- The study aims to explore whether the disease causes cognitive impairment and other conditions.
- Recent research suggests that COVID-19 can, directly or indirectly, cause brain dysfunction, strokes, nerve damage and other neurological problems.
Brain images of a patient with acute demyelinating encephalomyelitis.
COVID-19 and the brain<p>A growing body of research reveals alarming neurological complications among COVID-19 patients. On Wednesday, for example, researchers from University College London published a <a href="https://academic.oup.com/brain/article/doi/10.1093/brain/awaa240/5868408" target="_blank">study</a> in the journal Brain that describes how some patients have suffered temporary brain dysfunction, strokes, nerve damage, and other neurological problems concurrent with COVID-19.</p><p>Some patients suffered brain inflammation as a result of a rare disease called acute disseminated encephalomyelitis, which can cause numbness, seizures, and confusion.
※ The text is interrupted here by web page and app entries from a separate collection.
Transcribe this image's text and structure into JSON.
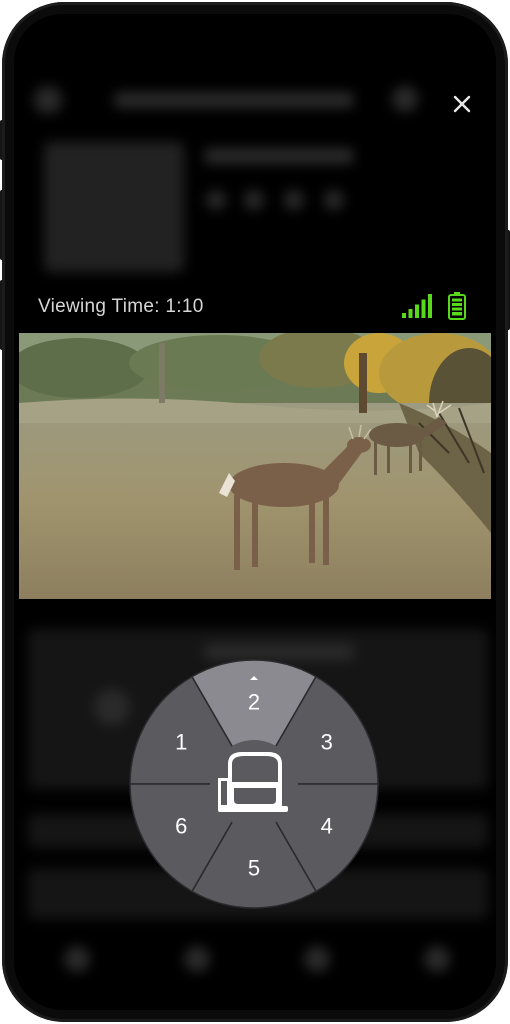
{
  "overlay": {
    "viewing_time": "Viewing Time: 1:10",
    "close_icon": "close-icon",
    "signal_icon": "signal-bars-icon",
    "battery_icon": "battery-full-icon",
    "signal_color": "#59d91b",
    "battery_color": "#59d91b"
  },
  "camera": {
    "image": "trail-camera-photo"
  },
  "dial": {
    "center_icon": "trail-camera-icon",
    "selected": "2",
    "segments": [
      {
        "label": "1"
      },
      {
        "label": "2"
      },
      {
        "label": "3"
      },
      {
        "label": "4"
      },
      {
        "label": "5"
      },
      {
        "label": "6"
      }
    ],
    "segment_color": "#5a5a5f",
    "selected_color": "#8a8a90"
  }
}
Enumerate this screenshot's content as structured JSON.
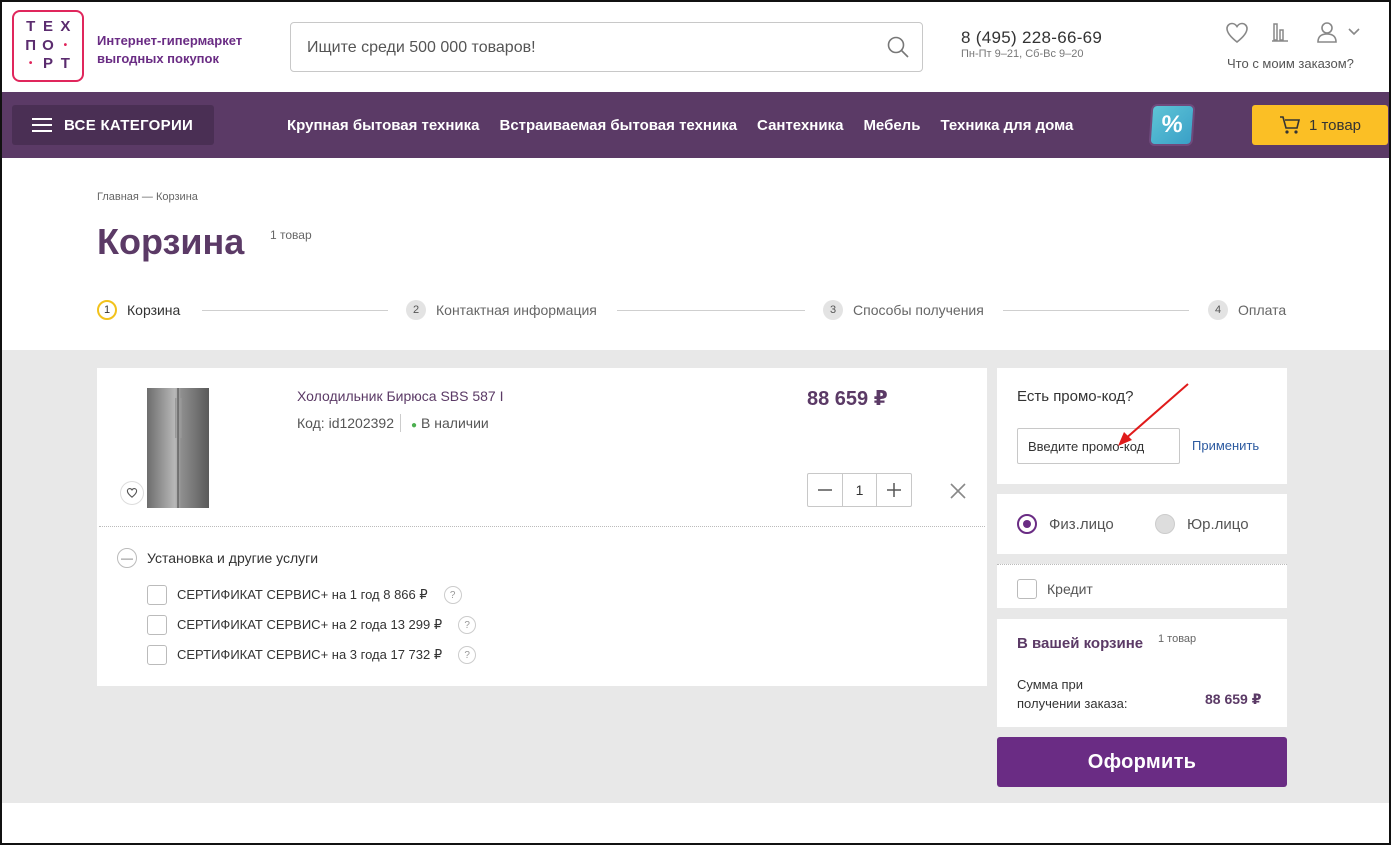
{
  "logo": {
    "row1": [
      "Т",
      "Е",
      "Х"
    ],
    "row2": [
      "П",
      "О",
      "•"
    ],
    "row3": [
      "•",
      "Р",
      "Т"
    ]
  },
  "header": {
    "tagline": "Интернет-гипермаркет выгодных покупок",
    "search_placeholder": "Ищите среди 500 000 товаров!",
    "phone": "8 (495) 228-66-69",
    "hours": "Пн-Пт 9–21, Сб-Вс 9–20",
    "order_status": "Что с моим заказом?"
  },
  "nav": {
    "all_categories": "ВСЕ КАТЕГОРИИ",
    "links": [
      "Крупная бытовая техника",
      "Встраиваемая бытовая техника",
      "Сантехника",
      "Мебель",
      "Техника для дома"
    ],
    "promo_badge": "%",
    "cart_label": "1 товар"
  },
  "breadcrumb": "Главная — Корзина",
  "page": {
    "title": "Корзина",
    "count": "1 товар"
  },
  "steps": [
    {
      "num": "1",
      "label": "Корзина"
    },
    {
      "num": "2",
      "label": "Контактная информация"
    },
    {
      "num": "3",
      "label": "Способы получения"
    },
    {
      "num": "4",
      "label": "Оплата"
    }
  ],
  "product": {
    "name": "Холодильник Бирюса SBS 587 I",
    "code": "Код: id1202392",
    "stock": "В наличии",
    "price": "88 659 ₽",
    "qty": "1",
    "services_title": "Установка и другие услуги",
    "services": [
      "СЕРТИФИКАТ СЕРВИС+ на 1 год 8 866 ₽",
      "СЕРТИФИКАТ СЕРВИС+ на 2 года 13 299 ₽",
      "СЕРТИФИКАТ СЕРВИС+ на 3 года 17 732 ₽"
    ]
  },
  "promo": {
    "title": "Есть промо-код?",
    "placeholder": "Введите промо-код",
    "apply": "Применить"
  },
  "buyer": {
    "individual": "Физ.лицо",
    "company": "Юр.лицо"
  },
  "credit": "Кредит",
  "summary": {
    "title": "В вашей корзине",
    "count": "1 товар",
    "label": "Сумма при получении заказа:",
    "value": "88 659 ₽"
  },
  "checkout": "Оформить",
  "colors": {
    "brand": "#6a2c84",
    "nav": "#5b3a66",
    "accent": "#fbbf25",
    "logo_border": "#e0265c"
  }
}
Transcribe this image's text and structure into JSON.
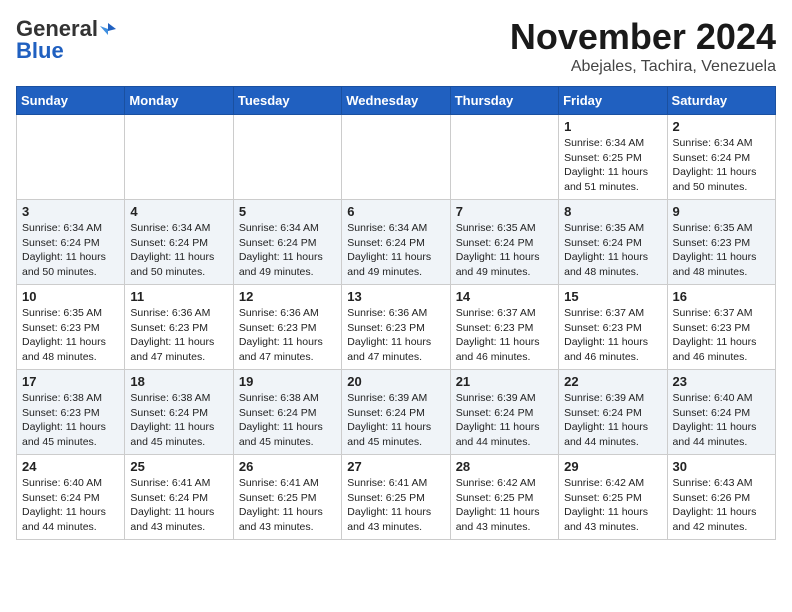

One patient in the study even hallucinated monkeys and lions in her home.</p>
Photo by Mario Tama/Getty Images<p>A separate study published in the <a href="https://www.ncbi.nlm.nih.gov/pmc/articles/PMC7198407/" target="_blank">Journal of Clinical Neuroscience</a> notes that some COVID-19 patients have also suffered neurological complications like impaired consciousness and acute cerebrovascular disease. The study notes that past viruses like MERS and SARS also seemed to cause neurological problems.</p><p>A troubling finding among this growing body of research is that some patients seem to suffer neurological damage even when respiratory symptoms aren't obvious. Additionally, scientists aren't sure whether damage from the disease will be permanent.</p><p style="margin-left: 20px;">"Given that the disease has only been around for a matter of months, we might not yet know what long-term damage COVID-19 can cause," Dr. Ross Paterson, joint first author of the University College London study, said in a <a href="https://www.eurekalert.org/pub_releases/2020-07/ucl-iid070620.php" target="_blank">press release</a>. "Doctors needs to be aware of possible neurological effects, as early diagnosis can improve patient outcomes."</p><p>If you've been diagnosed with COVID-19 and want to enroll in the study, visit <a href="https://www.cambridgebrainsciences.com/studies/covid-brain-study" target="_blank">cambridgebrainsciences.com/studies/covid-brain-study</a>.</p>
Coronavirus layoffs are a glimpse into our automated future. We need to build better education opportunities now so Americans can find work in the economy of tomorrow.